The US and China have forged the outlines of a deal to end a diplomatic stand-off over legal activist Chen Guangcheng, with Beijing saying he can apply to go abroad for study and Washington saying he has been offered an American fellowship.
After three days of fraught, behind-the-scenes and emotional calls by Mr Chen from a guarded hospital room, US Secretary of State Hillary Clinton said progress had been made in granting the activist’s wish to take his family abroad.
She said she was encouraged by a Chinese foreign ministry statement that said Mr Chen may apply to leave the country.
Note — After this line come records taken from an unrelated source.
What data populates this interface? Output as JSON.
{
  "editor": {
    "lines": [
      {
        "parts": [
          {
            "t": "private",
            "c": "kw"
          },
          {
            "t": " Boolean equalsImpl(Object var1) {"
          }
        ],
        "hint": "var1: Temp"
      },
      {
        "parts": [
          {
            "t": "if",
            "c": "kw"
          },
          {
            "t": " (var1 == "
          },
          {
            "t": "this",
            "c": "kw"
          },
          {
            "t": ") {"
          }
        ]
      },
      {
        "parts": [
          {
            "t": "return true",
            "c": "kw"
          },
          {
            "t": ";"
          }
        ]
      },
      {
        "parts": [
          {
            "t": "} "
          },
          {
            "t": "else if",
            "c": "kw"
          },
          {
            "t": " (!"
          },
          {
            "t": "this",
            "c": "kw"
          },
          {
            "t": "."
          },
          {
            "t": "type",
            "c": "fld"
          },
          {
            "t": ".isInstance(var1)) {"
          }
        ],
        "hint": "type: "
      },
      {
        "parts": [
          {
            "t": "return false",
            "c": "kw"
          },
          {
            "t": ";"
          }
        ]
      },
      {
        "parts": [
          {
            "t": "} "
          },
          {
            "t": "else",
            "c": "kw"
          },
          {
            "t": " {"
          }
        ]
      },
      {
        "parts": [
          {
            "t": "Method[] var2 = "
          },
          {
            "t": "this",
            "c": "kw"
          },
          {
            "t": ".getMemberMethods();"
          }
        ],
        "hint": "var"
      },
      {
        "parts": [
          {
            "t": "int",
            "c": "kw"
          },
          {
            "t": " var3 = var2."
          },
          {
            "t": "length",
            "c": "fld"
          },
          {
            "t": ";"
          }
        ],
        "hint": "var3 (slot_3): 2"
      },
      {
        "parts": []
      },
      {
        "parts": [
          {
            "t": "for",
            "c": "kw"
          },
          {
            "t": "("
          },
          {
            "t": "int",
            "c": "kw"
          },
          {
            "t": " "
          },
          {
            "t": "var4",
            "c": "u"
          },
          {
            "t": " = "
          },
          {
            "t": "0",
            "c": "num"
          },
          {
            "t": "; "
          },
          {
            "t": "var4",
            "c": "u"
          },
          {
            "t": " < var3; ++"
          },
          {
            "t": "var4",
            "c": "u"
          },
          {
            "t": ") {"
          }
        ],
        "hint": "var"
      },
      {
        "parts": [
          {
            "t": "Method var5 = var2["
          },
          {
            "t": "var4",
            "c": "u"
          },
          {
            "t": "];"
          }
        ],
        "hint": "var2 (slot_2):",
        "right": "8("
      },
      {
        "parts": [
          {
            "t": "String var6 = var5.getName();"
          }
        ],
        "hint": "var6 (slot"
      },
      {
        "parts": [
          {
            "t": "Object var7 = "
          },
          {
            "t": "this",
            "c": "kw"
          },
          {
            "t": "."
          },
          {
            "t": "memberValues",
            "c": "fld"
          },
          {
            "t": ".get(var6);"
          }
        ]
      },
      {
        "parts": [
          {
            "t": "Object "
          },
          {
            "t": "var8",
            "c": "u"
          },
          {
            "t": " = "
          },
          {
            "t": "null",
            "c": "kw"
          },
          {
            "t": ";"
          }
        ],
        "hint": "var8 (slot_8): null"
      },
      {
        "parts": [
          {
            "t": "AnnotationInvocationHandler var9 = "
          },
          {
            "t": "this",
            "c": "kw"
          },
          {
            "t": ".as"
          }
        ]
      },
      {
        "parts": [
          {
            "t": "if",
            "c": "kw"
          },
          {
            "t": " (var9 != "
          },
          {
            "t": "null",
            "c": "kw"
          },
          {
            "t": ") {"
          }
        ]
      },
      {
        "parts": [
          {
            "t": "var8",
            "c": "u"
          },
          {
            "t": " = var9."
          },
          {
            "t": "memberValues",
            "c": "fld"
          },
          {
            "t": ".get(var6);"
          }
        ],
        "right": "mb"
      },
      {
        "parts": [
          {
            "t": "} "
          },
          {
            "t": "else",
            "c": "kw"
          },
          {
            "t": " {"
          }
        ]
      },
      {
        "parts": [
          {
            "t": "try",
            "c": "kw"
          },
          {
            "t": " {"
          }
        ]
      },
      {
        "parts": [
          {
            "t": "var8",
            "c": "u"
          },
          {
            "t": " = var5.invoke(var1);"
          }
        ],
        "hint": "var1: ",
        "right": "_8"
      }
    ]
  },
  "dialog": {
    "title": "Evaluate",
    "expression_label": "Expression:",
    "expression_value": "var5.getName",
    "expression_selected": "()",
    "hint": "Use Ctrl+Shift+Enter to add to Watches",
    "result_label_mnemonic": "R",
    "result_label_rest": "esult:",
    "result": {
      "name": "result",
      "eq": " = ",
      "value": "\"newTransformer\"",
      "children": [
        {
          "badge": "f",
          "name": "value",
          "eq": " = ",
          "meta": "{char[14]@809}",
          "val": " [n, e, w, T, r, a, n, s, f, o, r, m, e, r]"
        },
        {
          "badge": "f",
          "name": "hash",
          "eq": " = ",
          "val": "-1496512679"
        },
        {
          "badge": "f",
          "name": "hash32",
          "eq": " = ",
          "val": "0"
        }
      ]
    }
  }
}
He has been offered a fellowship at an American university and may take his family, State Department spokeswoman Victoria Nuland said, adding that the US expects Beijing to quickly process their travel permits, after which US visas would be granted.
“Over the course of the day, progress has been made to help him have the future that he wants, and we will be staying in touch with him as this process moves forward,” Ms Clinton said after two days of annual strategic talks in Beijing.
The quickly announced steps were positive signs that the governments were nearing a deal to end one of their most delicate diplomatic crises in years.
A blind, self-taught lawyer and symbol in China’s civil rights movement, Mr Chen triggered the stand-off after he escaped abusive house arrest in his rural town and sought refuge in the US Embassy in Beijing last week.
He left six days later under a negotiated deal in which he and his family were to be reunited at a hospital and then safely relocated in China so he could formally study law. But he later upended the agreement by saying they wanted to go abroad.
After arriving at Chaoyang Hospital on Wednesday for treatment of an injury, Mr Chen said he had no further direct contact with US officials for nearly two days, fuelling a sense of abandonment and fears about the safety of him, his wife and two children.
However, Ms Clinton said that Ambassador Gary Locke spoke with Mr Chen on Friday and that embassy staff and a doctor met him – further positive signs.
“He confirms that he and his family now want to go to the United States so that he can pursue his studies,” Ms Clinton said.